Twenty years ago, the Stone Brewing Co. was preparing to open in rented warehouse space in San Marcos, about 35 miles north of San Diego. The opening, on Feb. 2, 1996, would be the culmination of years of dreaming and planning by Stone’s founders, Greg Koch and Steve Wagner.
Koch was born in Southern California and grew up in Ohio. He moved back west in 1984 to pursue rock stardom, attending L.A.’s Guitar Institute of Technology above the Hollywood Wax Museum and working for a time as guitarist Steve Vai’s tour photographer. Along the way, Koch earned a business degree from the University of Southern California. He managed bands and eventually launched a business in downtown L.A. renting studio space to musicians.
It was while attending USC that Koch frequented a downtown L.A. bar called Al’s. Still defiantly punk in a new-wave world, Al’s reveled in its dive-y reputation, hosting things such as a “No Talent Night” every Thursday—Koch’s preferred time for stopping by. Al’s also carried up to four draft beers at a time. One Thursday evening, the tap choices were Löwenbräu Dark and Anchor Steam.
Koch chose Anchor Steam.
The signature offering from the independent, small-batch brewery up the coast in San Francisco turned Koch into a self-described “beer geek.” Amid California’s bustling beer scene, which Anchor Brewing Company also sparked, Koch started to homebrew—and to mull making his geekdom pay.
Enter Steve Wagner. The Chicago native was one of Koch’s tenants at the studios in L.A. Wagner’s English degree from the University of California-Santa Cruz had translated into 15 years touring as a keyboardist and bassist, during which time a bandmate got him into homebrewing. Wagner obsessed over it as both a hobby and as a means to getting off the road, into something more stable.
Wagner and Koch barely knew each other from the studio space. Wagner’s band paid its rent on time, so there was little need for interaction with Koch, the landlord. It was when they ran into each other at a Saturday seminar called “A Sensory Evaluation of Beer” at the University of California-Davis that they really fell to talking.

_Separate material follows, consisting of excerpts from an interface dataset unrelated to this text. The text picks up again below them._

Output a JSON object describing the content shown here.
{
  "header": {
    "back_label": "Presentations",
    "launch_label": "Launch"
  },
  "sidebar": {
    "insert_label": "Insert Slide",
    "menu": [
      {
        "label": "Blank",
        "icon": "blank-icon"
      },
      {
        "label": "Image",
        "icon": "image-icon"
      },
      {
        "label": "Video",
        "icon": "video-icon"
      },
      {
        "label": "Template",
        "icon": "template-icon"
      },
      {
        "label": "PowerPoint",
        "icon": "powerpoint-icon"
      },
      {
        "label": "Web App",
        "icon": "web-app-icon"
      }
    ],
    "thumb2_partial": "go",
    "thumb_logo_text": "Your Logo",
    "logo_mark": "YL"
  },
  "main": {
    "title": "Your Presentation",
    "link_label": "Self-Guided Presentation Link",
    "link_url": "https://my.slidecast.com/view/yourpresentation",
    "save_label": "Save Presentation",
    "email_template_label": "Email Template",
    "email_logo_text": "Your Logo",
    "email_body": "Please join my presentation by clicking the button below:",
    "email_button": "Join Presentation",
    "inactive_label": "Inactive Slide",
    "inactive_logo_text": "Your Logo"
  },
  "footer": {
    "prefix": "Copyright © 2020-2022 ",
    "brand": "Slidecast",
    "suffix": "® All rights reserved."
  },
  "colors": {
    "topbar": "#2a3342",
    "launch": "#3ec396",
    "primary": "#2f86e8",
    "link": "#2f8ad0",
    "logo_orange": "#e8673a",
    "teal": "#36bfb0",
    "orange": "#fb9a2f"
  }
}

California’s bustling beer scene had gone national by the early 1990s. Hundreds of would-be Anchor Brewing Companies were springing up, and small-batch beers made from traditional ingredients appeared ubiquitous in some regions. The sky seemed the limit. Now was the time to jump in, Koch and Wagner agreed, but where?
Wagner did not want to move back to Los Angeles from his current home in Washington State, where he had turned professional brewing-wise with Pyramid. Koch himself was not averse to leaving L.A. One idyllic weekend in March 1995, Koch went to Solana Beach in northern San Diego County with some old college buddies. This was the place, he thought. He called Wagner, whose brothers had gone to college in the area. He was in.
Five weeks later, Koch drove his Mitsubishi Diamante the two hours from Los Angeles to Solana Beach to move in with a friend. It was in that condo that he brewed up the first test batches of what became Arrogant Bastard Ale, Stone’s most famous offering (now brewed through a spinoff called the Arrogant Bastard Brewing Co.).
Arrogant Bastard, though, was still nearly two years off as a commercial release when Stone opened in San Marcos in February 1996, with an angel investment from Koch’s father. The brewery’s inaugural offering was a pale ale, the first keg of which the Pizza Port Brewing Co. bought in July 1996 for its restaurant in Solana Beach.
Tom Acitelli is the author of The Audacity of Hops: The History of America’s Craft Beer Revolution. His new book is a history of American fine wine called American Wine: A Coming-of-Age Story. Reach him on Twitter @tomacitelli.